Items from an interface collection

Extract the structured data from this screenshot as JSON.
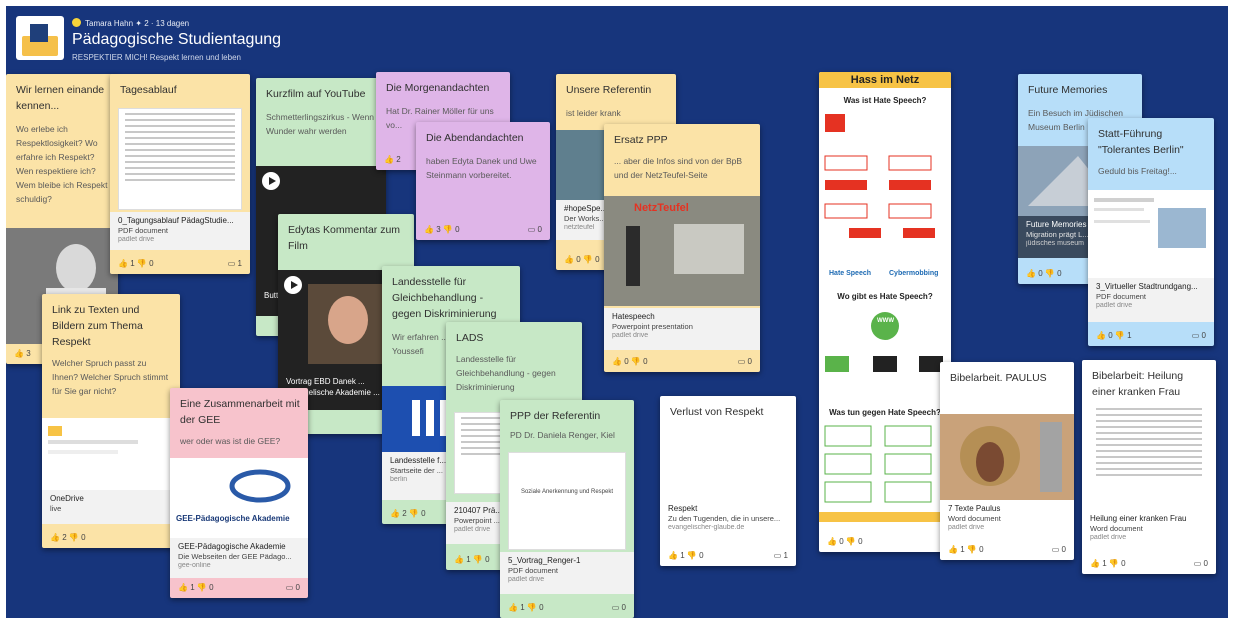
{
  "header": {
    "author": "Tamara Hahn",
    "meta": "✦ 2 · 13 dagen",
    "title": "Pädagogische Studientagung",
    "subtitle": "RESPEKTIER MICH! Respekt lernen und leben"
  },
  "colors": {
    "board_bg": "#17357c",
    "yellow": "#fbe3a7",
    "green": "#c7e8c6",
    "purple": "#dfb5e8",
    "blue": "#b7def9",
    "pink": "#f7c3cc",
    "orange": "#f7c345"
  },
  "icons": {
    "like": "thumbs-up-icon",
    "dislike": "thumbs-down-icon",
    "comment": "comment-icon",
    "play": "play-icon"
  },
  "cards": {
    "wir": {
      "title": "Wir lernen einande kennen...",
      "body": "Wo erlebe ich Respektlosigkeit? Wo erfahre ich Respekt? Wen respektiere ich? Wem bleibe ich Respekt schuldig?",
      "likes": "3"
    },
    "tagesablauf": {
      "title": "Tagesablauf",
      "att_name": "0_Tagungsablauf PädagStudie...",
      "att_type": "PDF document",
      "att_src": "padlet drive",
      "likes": "1",
      "dislikes": "0",
      "comments": "1"
    },
    "link": {
      "title": "Link zu Texten und Bildern zum Thema Respekt",
      "body": "Welcher Spruch passt zu Ihnen? Welcher Spruch stimmt für Sie gar nicht?",
      "att_name": "OneDrive",
      "att_src": "live",
      "likes": "2",
      "dislikes": "0"
    },
    "kurzfilm": {
      "title": "Kurzfilm auf YouTube",
      "body": "Schmetterlingszirkus - Wenn Wunder wahr werden",
      "vid_caption": "Butt... by D..."
    },
    "edyta": {
      "title": "Edytas Kommentar zum Film",
      "vid_caption": "Vortrag EBD Danek ... Evangelische Akademie ... ube",
      "dislikes": "0"
    },
    "morgen": {
      "title": "Die Morgenandachten",
      "body": "Hat Dr. Rainer Möller für uns vo...",
      "likes": "2"
    },
    "abend": {
      "title": "Die Abendandachten",
      "body": "haben Edyta Danek und Uwe Steinmann vorbereitet.",
      "likes": "3",
      "dislikes": "0",
      "comments": "0"
    },
    "landesstelle": {
      "title": "Landesstelle für Gleichbehandlung - gegen Diskriminierung",
      "body": "Wir erfahren ... von Referen... Youssefi",
      "att_name": "Landesstelle f...",
      "att_type": "Startseite der ...",
      "att_src": "berlin",
      "likes": "2",
      "dislikes": "0"
    },
    "lads": {
      "title": "LADS",
      "body": "Landesstelle für Gleichbehandlung - gegen Diskriminierung",
      "att_name": "210407 Prä...",
      "att_type": "Powerpoint ...",
      "att_src": "padlet drive",
      "likes": "1",
      "dislikes": "0"
    },
    "ppp_ref": {
      "title": "PPP der Referentin",
      "body": "PD Dr. Daniela Renger, Kiel",
      "preview_text": "Soziale Anerkennung und Respekt",
      "att_name": "5_Vortrag_Renger-1",
      "att_type": "PDF document",
      "att_src": "padlet drive",
      "likes": "1",
      "dislikes": "0",
      "comments": "0"
    },
    "zusammen": {
      "title": "Eine Zusammenarbeit mit der GEE",
      "body": "wer oder was ist die GEE?",
      "img_label": "GEE-Pädagogische Akademie",
      "att_name": "GEE-Pädagogische Akademie",
      "att_type": "Die Webseiten der GEE Pädago...",
      "att_src": "gee-online",
      "likes": "1",
      "dislikes": "0",
      "comments": "0"
    },
    "referentin": {
      "title": "Unsere Referentin",
      "body": "ist leider krank",
      "att_name": "#hopeSpe...",
      "att_type": "Der Works...",
      "att_src": "netzteufel",
      "likes": "0",
      "dislikes": "0"
    },
    "ersatz": {
      "title": "Ersatz PPP",
      "body": "... aber die Infos sind von der BpB und der NetzTeufel-Seite",
      "img_label": "NetzTeufel",
      "att_name": "Hatespeech",
      "att_type": "Powerpoint presentation",
      "att_src": "padlet drive",
      "likes": "0",
      "dislikes": "0",
      "comments": "0"
    },
    "verlust": {
      "title": "Verlust von Respekt",
      "att_name": "Respekt",
      "att_type": "Zu den Tugenden, die in unsere...",
      "att_src": "evangelischer-glaube.de",
      "likes": "1",
      "dislikes": "0",
      "comments": "1"
    },
    "hass": {
      "title": "Hass im Netz",
      "q1": "Was ist Hate Speech?",
      "q2": "Wo gibt es Hate Speech?",
      "q3": "Was tun gegen Hate Speech?",
      "label_hs": "Hate Speech",
      "label_cm": "Cybermobbing",
      "label_www": "WWW",
      "likes": "0",
      "dislikes": "0"
    },
    "paulus": {
      "title": "Bibelarbeit. PAULUS",
      "att_name": "7 Texte Paulus",
      "att_type": "Word document",
      "att_src": "padlet drive",
      "likes": "1",
      "dislikes": "0",
      "comments": "0"
    },
    "heilung": {
      "title": "Bibelarbeit: Heilung einer kranken Frau",
      "att_name": "Heilung einer kranken Frau",
      "att_type": "Word document",
      "att_src": "padlet drive",
      "likes": "1",
      "dislikes": "0",
      "comments": "0"
    },
    "future": {
      "title": "Future Memories",
      "body": "Ein Besuch im Jüdischen Museum Berlin",
      "att_name": "Future Memories",
      "att_type": "Migration prägt L...",
      "att_src": "jüdisches museum",
      "likes": "0",
      "dislikes": "0"
    },
    "statt": {
      "title": "Statt-Führung \"Tolerantes Berlin\"",
      "body": "Geduld bis Freitag!...",
      "att_name": "3_Virtueller Stadtrundgang...",
      "att_type": "PDF document",
      "att_src": "padlet drive",
      "likes": "0",
      "dislikes": "1",
      "comments": "0"
    }
  }
}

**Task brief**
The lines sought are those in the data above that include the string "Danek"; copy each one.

**Result below**
      "vid_caption": "Vortrag EBD Danek ... Evangelische Akademie ... ube",
      "body": "haben Edyta Danek und Uwe Steinmann vorbereitet.",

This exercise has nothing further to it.